6. Conduct daily, internal “Town Hall” meetings either onsite or via Zoom, Skype, or another online tool, so you can provide updates. Convey your company’s protocols you’ve put in place in order to keep all your employees safe, answer questions, and allay any fears. Consider consulting a local behavioral therapist to obtain professional guidance on how to deal with the psychological effects of this worldwide pandemic.
7. Move beyond the message “We’re All in This Together.” They’ve heard that. They want to know what you’re doing for them specifically, to keep them safe and out of a risky environment.
COVID-19 Communications Plan
1. Create a one-page Crisis Communications Plan that includes the following items: Objectives – What are your overall goals to sustain and eventually return your business to pre-COVID-19 revenues and operations?
Strategies – How do you and your management team propose to do that?
Messaging – What is the messaging you’ll use for your customers, prospects and employees?
Tactics – Use communication tools like advertising, public relations/press releases, website updates, postcards, flyers, brochures, email, direct mail, etc.
Timeline – Outline a 12-month timeline that spells out which tactics need to be completed by whom and assign definite deadlines.
Budget – Assign a dollar expenditure to this plan so you build in this cost into your P&L.
2. Use all means of electronic media (email, social media, and online meeting tools) to connect with your employees prior to the return to the workplace.
3. Prepare your messages prior to the online meetings. Your messages should include general information about COVID-19; how to avoid contracting it; basic hygiene like washing hands, wearing masks, and staying home if you’re sick; and your company’s sick policies. You should also include reassuring messages about how your company is taking every precaution to keep your employees safe and healthy; that’s your number one priority.
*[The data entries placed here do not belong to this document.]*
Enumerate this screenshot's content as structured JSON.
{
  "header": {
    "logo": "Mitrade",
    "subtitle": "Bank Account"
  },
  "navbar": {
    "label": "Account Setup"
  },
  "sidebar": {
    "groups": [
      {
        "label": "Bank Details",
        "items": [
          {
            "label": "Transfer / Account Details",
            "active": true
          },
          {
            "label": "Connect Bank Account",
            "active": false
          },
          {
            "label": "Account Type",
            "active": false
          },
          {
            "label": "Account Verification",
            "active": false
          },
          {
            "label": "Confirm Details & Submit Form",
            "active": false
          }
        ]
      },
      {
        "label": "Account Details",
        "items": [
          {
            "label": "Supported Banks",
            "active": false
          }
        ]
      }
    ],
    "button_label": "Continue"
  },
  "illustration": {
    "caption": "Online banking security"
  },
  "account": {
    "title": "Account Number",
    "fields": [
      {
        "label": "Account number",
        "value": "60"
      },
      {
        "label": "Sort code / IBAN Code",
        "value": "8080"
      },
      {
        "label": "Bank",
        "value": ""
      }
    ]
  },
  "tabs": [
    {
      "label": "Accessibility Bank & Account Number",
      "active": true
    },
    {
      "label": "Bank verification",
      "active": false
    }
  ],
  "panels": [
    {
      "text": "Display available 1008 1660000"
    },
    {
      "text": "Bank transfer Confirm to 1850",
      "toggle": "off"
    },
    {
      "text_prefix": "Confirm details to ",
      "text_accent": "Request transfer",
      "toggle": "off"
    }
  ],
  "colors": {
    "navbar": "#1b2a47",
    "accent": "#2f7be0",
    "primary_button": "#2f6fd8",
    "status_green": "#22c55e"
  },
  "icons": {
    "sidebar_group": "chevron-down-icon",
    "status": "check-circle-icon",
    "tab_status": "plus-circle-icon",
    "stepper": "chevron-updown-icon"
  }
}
Make sure you also incorporate the OSHA guidelines with respect to the virus.
4. Set up a regular schedule for these meetings – at least once a week – and be consistent. These meetings should serve as a platform for questions and answers from your employees. Be transparent. Honesty and openness will instill a sense of security that is critical during these times. That will ultimately lead to a more focused and productive employee.
5. Enlist your HR person to participate in the meetings and field questions. Invite local or regional medical professionals to speak to your employees, like a physician from a local hospital. This will add tremendous credibility to your efforts.
6. Post daily updates in public areas around your building and plant floor. These can be the latest updates and tips from cdc.gov. Post upbeat, encouraging daily quotes. These can be found online and are great for morale boosting.
7. If you already have a suggestion box, use it. Encourage your employees to submit comments and feedback. To increase participation, run an internal promotion or raffle where someone wins a gift card.
Bio: For more than 20 years, Kelly has managed strategic marketing communications campaigns, brand development programs, advertising, public relations, media planning and buying, website development and direct mail drip campaigns for manufacturing companies. She also provides qualitative and quantitative research including focus groups and online surveys, collateral development, and event coordination.
Her industry expertise focuses on wide-format media, substrate manufacturers, protective packaging products, electronic components, and software platforms. She has successfully developed and implemented brand refreshes helping manufacturing companies solidify their brand, promote their businesses to targeted industries, and increase their customer base.
She holds a B.S. in Communications from Emerson College, Boston.